Should a line in the entries below contain "JSON", return that line.

------------------------------------------------------------

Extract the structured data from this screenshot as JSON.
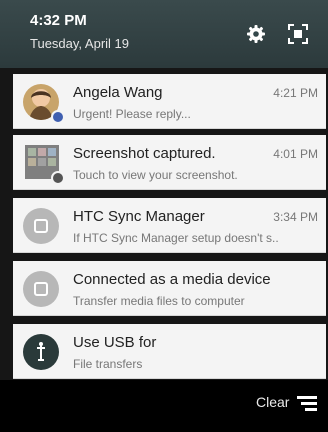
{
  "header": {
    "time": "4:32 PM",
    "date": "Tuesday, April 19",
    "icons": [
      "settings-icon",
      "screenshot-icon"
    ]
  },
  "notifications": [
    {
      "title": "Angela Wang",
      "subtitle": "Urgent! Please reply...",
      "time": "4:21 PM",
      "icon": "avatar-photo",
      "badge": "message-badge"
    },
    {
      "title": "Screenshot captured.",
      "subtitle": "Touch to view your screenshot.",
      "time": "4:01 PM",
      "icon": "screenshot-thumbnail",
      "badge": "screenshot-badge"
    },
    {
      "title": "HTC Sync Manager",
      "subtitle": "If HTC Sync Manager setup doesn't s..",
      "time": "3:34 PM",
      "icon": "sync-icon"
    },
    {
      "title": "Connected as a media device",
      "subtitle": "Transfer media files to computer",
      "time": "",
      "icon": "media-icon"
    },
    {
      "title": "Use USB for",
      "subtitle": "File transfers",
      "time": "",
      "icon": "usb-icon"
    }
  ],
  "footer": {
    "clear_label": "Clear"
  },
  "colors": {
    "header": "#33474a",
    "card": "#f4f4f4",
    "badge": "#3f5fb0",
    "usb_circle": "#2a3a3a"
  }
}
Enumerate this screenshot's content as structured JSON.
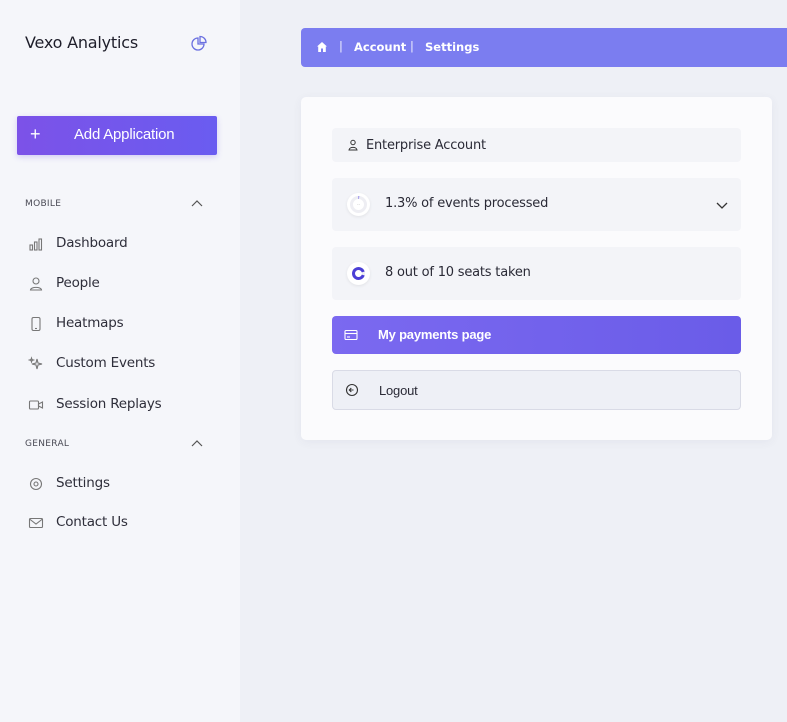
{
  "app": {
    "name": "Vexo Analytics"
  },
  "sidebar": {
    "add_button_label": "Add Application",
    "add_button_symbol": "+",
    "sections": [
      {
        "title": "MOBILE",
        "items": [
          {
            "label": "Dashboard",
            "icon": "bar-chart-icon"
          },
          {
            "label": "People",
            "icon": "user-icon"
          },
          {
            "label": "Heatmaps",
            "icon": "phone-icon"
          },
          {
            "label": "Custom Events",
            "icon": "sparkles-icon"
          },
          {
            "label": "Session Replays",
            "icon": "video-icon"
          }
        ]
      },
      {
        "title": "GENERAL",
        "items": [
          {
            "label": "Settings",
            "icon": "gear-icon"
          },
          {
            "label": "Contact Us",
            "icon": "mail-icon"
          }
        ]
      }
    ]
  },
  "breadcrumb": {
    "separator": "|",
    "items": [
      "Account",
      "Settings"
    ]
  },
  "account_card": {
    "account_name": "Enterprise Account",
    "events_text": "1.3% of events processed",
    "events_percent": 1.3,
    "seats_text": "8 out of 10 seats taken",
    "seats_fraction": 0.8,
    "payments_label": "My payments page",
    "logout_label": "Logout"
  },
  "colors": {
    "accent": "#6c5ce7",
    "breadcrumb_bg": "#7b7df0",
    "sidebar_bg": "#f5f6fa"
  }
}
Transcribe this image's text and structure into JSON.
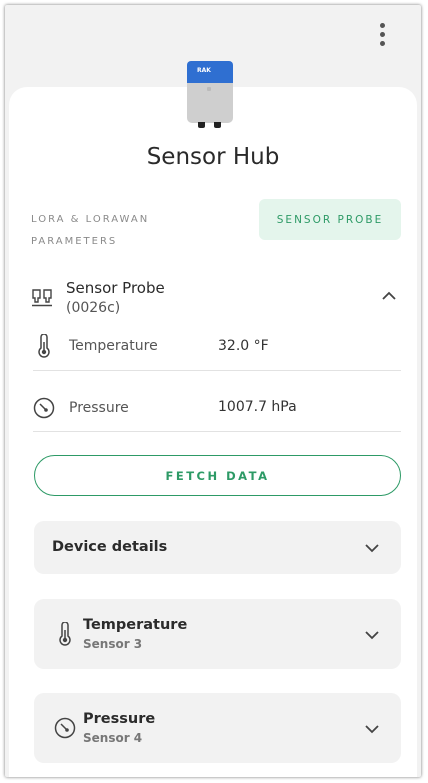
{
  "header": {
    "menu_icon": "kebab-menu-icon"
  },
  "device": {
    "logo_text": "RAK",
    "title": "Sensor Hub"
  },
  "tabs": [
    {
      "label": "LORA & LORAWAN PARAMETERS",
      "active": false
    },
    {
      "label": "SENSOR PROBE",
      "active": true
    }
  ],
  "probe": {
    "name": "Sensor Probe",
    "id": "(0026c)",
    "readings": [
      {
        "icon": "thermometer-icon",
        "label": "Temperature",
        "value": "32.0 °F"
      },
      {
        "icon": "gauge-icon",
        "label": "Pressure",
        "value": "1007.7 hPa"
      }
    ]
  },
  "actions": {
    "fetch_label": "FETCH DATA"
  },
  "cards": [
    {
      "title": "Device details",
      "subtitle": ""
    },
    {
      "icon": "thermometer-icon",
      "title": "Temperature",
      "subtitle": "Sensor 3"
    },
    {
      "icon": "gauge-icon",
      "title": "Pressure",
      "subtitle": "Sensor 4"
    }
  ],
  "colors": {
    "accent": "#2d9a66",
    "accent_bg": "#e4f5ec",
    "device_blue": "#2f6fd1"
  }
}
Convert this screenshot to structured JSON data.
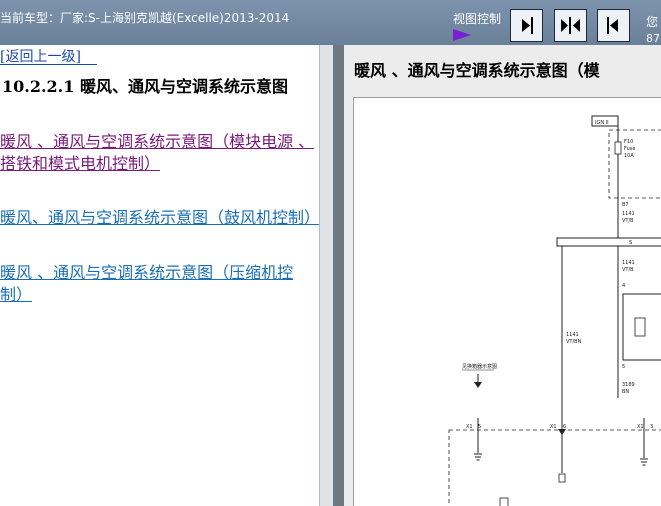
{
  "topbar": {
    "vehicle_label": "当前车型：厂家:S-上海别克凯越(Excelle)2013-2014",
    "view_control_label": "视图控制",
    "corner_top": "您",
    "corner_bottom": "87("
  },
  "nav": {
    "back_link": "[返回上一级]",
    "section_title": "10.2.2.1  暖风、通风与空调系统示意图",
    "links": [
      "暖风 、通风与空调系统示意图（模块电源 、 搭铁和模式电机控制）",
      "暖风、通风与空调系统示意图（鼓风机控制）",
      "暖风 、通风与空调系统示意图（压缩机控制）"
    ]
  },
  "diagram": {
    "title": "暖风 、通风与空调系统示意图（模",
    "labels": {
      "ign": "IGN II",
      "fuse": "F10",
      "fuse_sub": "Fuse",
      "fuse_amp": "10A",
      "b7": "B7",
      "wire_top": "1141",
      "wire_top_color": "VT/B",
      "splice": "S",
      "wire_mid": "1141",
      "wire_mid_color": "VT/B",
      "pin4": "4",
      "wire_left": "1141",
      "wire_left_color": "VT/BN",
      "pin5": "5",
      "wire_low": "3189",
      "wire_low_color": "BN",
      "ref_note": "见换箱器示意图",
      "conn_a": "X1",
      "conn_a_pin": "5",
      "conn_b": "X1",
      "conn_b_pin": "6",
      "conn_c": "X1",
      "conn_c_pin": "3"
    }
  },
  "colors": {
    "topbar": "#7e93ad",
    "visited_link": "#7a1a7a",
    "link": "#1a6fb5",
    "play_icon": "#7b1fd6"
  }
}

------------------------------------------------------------

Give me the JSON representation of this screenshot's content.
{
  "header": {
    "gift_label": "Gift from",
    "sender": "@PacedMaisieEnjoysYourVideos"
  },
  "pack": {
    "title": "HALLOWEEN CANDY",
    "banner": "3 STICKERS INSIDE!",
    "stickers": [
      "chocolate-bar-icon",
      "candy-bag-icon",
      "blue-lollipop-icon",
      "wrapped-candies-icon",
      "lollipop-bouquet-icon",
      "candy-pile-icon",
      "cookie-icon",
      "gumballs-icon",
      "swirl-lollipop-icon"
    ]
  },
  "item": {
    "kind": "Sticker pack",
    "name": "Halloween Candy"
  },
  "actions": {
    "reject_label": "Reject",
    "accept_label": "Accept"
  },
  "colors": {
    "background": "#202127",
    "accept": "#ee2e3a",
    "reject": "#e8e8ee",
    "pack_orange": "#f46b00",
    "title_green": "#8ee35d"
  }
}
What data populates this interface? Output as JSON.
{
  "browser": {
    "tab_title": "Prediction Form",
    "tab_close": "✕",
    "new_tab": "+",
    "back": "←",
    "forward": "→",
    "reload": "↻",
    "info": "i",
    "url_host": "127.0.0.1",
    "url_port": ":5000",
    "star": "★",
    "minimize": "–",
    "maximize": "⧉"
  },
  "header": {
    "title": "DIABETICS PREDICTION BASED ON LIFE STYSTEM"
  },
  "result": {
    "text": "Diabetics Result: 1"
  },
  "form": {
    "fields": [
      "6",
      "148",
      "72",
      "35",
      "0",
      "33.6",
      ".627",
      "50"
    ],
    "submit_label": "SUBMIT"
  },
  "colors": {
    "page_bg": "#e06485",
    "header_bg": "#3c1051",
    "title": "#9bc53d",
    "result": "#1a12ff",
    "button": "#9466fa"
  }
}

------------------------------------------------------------

[Answer below]:
Extract the structured data from this screenshot as JSON.
Enumerate this screenshot's content as structured JSON.
Transcribe this image's text and structure into JSON.
Convert this screenshot to structured JSON data.
Give me the JSON representation of this screenshot's content.
What data populates this interface? Output as JSON.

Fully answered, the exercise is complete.